A fund set up by a Idaho billionaire to help residents defend themselves against “unreasonable attorney fees” in collection-related lawsuits has so far taken on 102 cases, which represent the most “egregious” instances of individuals being victimized, Frank VanderSloot said in an interview that was published yesterday.
All but five of the cases the fund has decided to help are from one collection agency, VanderSloot said, which was why he became involved in the first place.
VanderSloot is the Chief Executive of Melaleuca, a wellness company. One of his employees became embroiled in a legal battle against a collection agency, which was subsequently written about in an Idaho newspaper. The woman owed a debt of $294, which grew into $5,583.25 as a result of legal wrangling over a garnishment notice. The newspaper published a series of articles about the collection agency, Medical Recovery Services, which caught VanderSloot’s attention.
Among the practices that VanderSloot said his fund has helped uncover are:
- Refusing to stop collection efforts on debt that has been discharged in bankruptcy.
- Refusing to stop collection efforts on debt that was paid by the insurer even after the medical service provider demands the collection agency stops billing. The pattern there is the collection agency says, ‘Look, we understand there was an error but we got involved and since we got involved, you need to pay our fees’ even though the poor patient had nothing to do with making the error in the first place.
- Garnishing bank accounts that contain only funds from Social Security, disability, veteran funds, or other funds protected by the federal government.
- Misleading debtors into believing that they do not need to file anything with the court or show up in court after a complaint has been filed.
- Setting up a payment program and having people pay, sometimes for many years, only to learn about the transaction fees or attorney fees that are being tacked onto the bills as they’re paying – they learn after many, many years they’ve not made any progress.
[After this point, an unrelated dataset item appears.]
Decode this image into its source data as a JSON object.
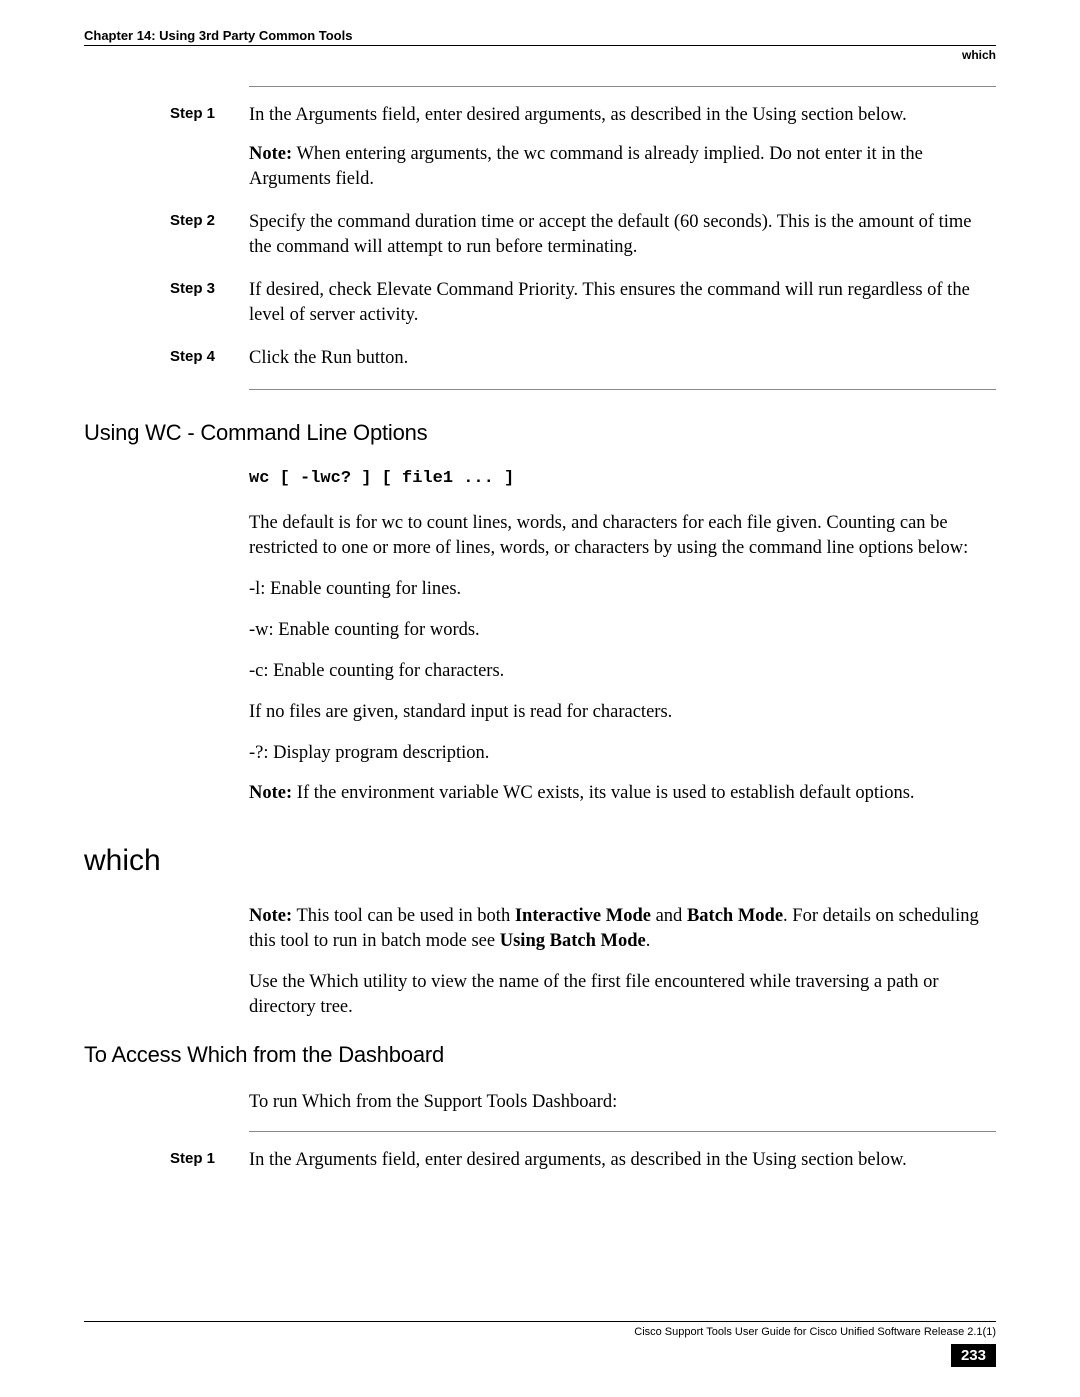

VanderSloot said the agencies should be allowed the opportunity to share their side of the story, should they so choose. But, he added, the patterns of behavior that he and his team have noticed compelled him to come forward.
“I would not be making these things public if we were hearing these stories from one person or even two or three people,” VanderSloot said. “We’re hearing these stories over and over and over from now dozens and dozens. Everybody has their own story but there are so many similarities to what we’re being told that I think it warrants to let the public know that at least this many people are having these stories. I think it warrants more looking into and folks deserve their fair day in court.”
When the fund was announced in late April, one of the attorneys for Medical Recovery Services offered the following statement: “In representing the interests of our clients, we always ensure to follow all applicable rules, regulations and statutes — as well as our professional ethical obligations. When collecting owed debts — earned by medical professionals — our practices are fully supported by the applicable laws of our highly regulated industry, and the court determines post-judgment fees on a case-by-case basis. The fees in question are for the time and resources we have invested in these cases to best support our clients.”